To complete out the "must-see" list of museums in Amsterdam, we went to the Anne Frank House. There you get to walk through the warehouse and secret annex where Anne Frank and her family hid for three years from the Nazis. On one level, it's interesting to see the actual place depicted in the book. But there's two things that really hit me hard about it. One was the fact that they had been so close to pulling it off and staying in hiding until the Netherlands was liberated. The second was just how lucid and aware Anne Frank was about what was going on in the world around her and how wrong it all was, and how well she was able to express it.
Across the street from the Anne Frank House was "Amsterdam's Smallest Art Gallery". A little annex of brick on the side of church, the gallery was maybe 6 feet deep and 20 feet wide.

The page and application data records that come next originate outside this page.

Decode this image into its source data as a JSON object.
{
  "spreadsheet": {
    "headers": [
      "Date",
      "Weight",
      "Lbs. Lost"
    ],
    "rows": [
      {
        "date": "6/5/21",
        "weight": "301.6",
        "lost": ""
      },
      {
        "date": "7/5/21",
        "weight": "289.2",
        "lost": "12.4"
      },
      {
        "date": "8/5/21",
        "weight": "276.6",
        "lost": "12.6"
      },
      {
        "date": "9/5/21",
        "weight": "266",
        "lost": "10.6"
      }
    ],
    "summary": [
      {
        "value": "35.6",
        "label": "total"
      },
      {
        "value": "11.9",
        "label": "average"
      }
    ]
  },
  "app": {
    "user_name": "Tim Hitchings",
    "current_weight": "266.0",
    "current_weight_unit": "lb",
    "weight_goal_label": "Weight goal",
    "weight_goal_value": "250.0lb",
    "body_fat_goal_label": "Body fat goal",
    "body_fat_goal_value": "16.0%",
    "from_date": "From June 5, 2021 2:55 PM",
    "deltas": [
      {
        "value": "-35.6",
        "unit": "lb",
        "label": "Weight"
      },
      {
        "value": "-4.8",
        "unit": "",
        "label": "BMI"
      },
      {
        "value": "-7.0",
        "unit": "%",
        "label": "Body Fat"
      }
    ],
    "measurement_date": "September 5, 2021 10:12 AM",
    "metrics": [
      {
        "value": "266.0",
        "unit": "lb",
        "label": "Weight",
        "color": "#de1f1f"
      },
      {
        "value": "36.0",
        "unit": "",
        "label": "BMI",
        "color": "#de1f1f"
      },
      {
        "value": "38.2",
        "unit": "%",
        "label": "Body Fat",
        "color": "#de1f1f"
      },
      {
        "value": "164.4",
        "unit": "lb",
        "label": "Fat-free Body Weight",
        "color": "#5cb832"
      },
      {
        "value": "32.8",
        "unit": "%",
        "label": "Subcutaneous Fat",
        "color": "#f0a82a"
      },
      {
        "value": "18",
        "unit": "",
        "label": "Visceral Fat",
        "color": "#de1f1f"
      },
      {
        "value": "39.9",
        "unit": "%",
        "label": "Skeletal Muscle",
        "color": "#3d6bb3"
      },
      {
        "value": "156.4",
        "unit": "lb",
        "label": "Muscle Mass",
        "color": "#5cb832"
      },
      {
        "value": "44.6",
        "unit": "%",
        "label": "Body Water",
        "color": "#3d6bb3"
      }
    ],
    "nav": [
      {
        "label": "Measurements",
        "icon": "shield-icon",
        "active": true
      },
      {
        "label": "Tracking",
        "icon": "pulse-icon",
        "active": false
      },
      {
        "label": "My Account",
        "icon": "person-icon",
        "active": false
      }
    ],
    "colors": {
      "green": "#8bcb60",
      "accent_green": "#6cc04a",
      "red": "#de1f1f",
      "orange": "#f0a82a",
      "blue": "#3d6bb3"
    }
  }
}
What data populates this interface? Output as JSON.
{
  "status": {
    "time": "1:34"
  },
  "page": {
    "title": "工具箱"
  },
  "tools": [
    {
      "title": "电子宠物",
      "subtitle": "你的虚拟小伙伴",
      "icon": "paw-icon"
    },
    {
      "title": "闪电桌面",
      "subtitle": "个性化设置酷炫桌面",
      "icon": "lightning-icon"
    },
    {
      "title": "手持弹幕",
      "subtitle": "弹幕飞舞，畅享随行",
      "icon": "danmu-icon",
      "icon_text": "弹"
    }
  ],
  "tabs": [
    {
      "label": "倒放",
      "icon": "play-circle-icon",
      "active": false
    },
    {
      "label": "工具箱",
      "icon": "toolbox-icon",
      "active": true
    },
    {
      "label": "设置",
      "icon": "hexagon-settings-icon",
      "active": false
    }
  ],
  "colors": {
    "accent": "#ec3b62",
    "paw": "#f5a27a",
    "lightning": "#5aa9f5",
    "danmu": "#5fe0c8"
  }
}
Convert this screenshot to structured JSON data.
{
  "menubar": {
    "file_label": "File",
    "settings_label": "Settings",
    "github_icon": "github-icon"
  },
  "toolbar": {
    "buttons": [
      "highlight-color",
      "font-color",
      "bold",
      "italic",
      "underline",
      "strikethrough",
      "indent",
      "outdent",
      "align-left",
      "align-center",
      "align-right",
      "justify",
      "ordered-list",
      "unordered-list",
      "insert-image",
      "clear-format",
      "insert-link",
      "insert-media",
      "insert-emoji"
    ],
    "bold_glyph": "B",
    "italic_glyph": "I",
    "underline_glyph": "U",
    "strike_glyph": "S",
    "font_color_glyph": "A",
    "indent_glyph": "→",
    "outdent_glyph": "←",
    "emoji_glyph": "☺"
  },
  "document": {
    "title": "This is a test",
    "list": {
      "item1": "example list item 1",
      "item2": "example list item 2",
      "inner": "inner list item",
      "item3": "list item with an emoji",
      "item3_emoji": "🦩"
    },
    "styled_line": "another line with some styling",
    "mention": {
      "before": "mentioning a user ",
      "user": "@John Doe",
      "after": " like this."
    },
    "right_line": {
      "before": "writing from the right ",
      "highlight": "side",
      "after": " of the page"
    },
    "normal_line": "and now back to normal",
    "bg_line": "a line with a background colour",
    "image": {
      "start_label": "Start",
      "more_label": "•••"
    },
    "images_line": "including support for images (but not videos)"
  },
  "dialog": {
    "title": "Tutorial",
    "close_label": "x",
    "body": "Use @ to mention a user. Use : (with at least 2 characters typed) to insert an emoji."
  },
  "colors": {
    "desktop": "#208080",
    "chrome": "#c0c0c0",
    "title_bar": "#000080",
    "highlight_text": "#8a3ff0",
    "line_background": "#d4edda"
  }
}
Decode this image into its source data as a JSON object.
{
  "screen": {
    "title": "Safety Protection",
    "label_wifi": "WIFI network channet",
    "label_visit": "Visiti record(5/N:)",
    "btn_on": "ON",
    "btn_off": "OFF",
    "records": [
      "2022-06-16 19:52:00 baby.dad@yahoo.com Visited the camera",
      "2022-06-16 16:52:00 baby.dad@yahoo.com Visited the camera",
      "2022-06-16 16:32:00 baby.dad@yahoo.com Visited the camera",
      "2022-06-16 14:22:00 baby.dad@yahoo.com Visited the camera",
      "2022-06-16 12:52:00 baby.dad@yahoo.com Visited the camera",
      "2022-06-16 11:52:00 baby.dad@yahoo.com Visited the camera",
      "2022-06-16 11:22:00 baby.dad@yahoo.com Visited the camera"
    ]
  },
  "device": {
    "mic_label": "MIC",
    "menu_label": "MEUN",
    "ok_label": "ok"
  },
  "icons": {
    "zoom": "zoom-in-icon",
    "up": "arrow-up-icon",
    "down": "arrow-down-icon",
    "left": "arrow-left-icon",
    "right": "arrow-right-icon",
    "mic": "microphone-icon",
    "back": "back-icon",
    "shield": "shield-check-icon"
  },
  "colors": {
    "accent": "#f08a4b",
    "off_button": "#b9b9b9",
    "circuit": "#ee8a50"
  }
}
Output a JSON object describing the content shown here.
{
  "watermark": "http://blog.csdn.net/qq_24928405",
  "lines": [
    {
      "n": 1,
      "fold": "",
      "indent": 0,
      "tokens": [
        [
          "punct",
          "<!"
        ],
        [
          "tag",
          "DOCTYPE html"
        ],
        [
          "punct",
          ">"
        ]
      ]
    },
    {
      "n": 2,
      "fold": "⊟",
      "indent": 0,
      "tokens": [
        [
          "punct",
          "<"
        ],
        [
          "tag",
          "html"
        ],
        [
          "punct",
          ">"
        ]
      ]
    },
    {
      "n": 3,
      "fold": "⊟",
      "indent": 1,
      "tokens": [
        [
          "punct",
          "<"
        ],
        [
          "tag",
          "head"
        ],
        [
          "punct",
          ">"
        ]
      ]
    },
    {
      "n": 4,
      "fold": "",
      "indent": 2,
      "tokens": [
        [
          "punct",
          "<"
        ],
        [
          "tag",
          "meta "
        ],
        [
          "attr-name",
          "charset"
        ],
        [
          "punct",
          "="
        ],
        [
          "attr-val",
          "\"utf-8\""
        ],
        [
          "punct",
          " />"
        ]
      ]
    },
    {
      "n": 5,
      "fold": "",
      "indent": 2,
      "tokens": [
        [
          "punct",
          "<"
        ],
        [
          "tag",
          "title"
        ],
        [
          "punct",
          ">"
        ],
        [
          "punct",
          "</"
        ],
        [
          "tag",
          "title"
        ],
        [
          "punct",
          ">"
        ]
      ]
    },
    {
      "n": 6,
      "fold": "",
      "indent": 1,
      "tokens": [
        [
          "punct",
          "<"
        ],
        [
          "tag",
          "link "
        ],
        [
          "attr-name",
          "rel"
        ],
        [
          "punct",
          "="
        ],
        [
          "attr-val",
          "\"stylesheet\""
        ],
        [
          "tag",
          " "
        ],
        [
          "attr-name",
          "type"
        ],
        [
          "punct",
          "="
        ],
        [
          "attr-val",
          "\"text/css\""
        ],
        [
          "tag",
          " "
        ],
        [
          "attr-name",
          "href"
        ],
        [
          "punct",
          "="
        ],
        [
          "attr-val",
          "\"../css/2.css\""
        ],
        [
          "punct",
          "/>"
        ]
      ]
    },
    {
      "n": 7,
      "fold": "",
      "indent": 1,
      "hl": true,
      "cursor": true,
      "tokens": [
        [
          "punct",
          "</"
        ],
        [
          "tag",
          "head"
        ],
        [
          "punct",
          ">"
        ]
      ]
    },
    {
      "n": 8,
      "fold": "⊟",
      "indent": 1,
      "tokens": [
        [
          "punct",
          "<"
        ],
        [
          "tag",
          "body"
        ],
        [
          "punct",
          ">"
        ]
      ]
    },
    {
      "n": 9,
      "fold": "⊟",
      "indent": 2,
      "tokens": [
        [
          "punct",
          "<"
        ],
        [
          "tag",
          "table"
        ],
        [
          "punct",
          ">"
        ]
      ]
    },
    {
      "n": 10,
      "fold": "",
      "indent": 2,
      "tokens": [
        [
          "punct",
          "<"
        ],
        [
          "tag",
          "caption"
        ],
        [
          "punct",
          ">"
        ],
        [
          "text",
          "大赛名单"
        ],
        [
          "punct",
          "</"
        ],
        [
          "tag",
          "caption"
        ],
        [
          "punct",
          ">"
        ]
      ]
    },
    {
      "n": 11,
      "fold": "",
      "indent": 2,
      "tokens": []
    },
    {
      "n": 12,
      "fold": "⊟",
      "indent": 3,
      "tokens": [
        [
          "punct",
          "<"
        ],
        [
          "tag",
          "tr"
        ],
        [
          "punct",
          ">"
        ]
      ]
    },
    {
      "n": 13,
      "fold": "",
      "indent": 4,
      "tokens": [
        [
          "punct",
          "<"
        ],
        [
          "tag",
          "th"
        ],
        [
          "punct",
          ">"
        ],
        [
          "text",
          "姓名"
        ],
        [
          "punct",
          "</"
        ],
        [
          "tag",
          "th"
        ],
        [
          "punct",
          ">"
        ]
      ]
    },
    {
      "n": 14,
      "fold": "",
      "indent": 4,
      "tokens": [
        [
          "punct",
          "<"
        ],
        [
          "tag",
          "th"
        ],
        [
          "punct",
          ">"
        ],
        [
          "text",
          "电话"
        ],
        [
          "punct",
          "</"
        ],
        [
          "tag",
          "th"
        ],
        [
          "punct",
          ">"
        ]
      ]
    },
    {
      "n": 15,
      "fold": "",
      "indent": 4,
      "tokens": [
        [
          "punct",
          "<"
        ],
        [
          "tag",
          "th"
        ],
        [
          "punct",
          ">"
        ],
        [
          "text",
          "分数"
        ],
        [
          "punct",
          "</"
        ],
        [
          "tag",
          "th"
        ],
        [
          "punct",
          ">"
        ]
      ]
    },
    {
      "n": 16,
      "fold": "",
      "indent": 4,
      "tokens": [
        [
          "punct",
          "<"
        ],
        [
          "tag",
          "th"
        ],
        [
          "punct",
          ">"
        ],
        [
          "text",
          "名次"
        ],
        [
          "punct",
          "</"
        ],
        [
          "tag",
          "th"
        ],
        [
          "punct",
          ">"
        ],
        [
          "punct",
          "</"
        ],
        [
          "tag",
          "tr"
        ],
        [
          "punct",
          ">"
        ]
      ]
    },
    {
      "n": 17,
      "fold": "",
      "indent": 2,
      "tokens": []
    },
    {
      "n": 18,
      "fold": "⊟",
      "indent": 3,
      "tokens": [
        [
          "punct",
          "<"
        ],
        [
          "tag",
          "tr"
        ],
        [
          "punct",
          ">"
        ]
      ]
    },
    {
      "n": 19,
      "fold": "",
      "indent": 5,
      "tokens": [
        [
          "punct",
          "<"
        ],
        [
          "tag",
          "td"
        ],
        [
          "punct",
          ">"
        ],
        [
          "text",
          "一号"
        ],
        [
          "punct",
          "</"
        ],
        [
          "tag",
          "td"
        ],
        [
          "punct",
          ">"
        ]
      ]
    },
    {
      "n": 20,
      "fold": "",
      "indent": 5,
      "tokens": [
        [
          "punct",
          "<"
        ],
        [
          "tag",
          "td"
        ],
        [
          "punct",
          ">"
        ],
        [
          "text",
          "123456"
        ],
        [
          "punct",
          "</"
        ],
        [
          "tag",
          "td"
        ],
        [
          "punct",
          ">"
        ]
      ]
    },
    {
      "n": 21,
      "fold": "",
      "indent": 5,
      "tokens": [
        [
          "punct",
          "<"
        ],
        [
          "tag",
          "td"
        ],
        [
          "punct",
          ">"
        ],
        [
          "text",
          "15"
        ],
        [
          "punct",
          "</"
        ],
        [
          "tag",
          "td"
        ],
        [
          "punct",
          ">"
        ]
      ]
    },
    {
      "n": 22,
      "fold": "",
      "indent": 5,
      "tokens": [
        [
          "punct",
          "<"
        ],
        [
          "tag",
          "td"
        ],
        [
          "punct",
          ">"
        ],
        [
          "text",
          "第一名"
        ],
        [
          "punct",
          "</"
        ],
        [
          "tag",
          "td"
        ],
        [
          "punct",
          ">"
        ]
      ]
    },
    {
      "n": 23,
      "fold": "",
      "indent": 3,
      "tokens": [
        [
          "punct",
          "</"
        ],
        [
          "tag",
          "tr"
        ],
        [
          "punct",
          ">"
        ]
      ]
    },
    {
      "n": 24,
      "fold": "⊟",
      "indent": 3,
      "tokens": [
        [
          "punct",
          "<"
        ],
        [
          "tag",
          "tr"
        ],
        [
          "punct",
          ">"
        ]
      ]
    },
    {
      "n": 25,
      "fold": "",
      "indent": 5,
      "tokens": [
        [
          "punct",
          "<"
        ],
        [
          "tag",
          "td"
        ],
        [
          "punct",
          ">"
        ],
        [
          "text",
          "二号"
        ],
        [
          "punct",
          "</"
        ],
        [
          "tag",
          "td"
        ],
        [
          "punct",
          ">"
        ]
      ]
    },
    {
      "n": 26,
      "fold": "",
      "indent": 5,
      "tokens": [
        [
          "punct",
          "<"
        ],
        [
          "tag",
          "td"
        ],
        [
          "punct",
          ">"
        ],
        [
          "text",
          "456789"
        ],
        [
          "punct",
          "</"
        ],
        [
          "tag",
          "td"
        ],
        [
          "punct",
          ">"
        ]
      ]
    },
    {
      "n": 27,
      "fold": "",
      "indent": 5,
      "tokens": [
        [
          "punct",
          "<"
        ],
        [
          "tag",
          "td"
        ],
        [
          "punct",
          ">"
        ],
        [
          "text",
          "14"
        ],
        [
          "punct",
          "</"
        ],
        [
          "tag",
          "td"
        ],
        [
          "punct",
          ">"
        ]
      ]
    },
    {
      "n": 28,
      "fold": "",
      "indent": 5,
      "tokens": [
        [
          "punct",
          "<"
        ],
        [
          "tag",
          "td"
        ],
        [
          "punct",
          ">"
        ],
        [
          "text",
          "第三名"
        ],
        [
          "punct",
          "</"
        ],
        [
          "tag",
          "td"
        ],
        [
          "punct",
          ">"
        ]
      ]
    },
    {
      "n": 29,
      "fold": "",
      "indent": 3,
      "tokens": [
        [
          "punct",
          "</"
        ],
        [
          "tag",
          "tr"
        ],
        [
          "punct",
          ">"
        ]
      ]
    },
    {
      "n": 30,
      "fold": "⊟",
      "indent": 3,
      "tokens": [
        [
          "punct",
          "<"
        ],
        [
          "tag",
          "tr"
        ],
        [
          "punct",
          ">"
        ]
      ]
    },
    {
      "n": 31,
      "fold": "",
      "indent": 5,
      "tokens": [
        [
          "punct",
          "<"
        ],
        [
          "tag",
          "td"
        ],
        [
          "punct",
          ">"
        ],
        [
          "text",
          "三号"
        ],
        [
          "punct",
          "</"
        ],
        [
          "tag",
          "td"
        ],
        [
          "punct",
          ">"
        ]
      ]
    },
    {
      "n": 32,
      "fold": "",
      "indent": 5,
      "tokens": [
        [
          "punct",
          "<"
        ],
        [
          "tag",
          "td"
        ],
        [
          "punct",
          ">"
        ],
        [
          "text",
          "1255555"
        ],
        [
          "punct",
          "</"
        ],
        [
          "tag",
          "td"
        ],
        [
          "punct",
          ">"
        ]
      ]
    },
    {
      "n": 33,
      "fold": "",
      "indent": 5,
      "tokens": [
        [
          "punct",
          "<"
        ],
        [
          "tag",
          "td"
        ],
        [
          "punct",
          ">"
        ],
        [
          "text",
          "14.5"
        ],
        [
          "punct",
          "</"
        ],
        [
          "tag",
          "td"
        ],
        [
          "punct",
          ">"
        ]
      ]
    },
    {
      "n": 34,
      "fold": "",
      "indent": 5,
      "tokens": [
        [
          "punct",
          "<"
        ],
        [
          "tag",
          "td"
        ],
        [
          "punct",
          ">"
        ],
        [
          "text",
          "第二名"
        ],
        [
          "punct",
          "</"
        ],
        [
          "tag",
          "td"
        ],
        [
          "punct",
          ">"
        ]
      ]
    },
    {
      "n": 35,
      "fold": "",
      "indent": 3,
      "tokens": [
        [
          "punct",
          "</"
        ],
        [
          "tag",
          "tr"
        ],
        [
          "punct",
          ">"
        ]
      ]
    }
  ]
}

It was a one-woman show of funky Amsterdam-themed art for sale. We bought a couple of paintings (mostly bicycle themed) for our house and for gifts.
We ate a lot cheese. You order a sandwich with say, parma ham and brie, and you get big thick slabs of brie. No two-dimensional slices of chees, but big, thick, pinky-width slabs of brie. Caille is in cheese heaven.
What else? Lots of funky shoes. We haven't bought any yet but its inevitable. Very few bums and panhandlers. The Tour de France live on TV on the French, German, Italian, and Eurosport TV channels simultaneously. Lots of bikes everywhere, can't walk 20 feet without stopping to look at something old and neato. Saw an old Raliegh with the lock in the fork crown that lets you lock your steering crooked so no one can ride off with your bike.
So that's our Amsterdam adventure. Sorry, no exciting or humorous stories to share. My next report will be from Amstelveen, where I am right now, and reports of the continuing dairy assault and the trials and tribulations of the the tandem.
posted by Marc Pfister |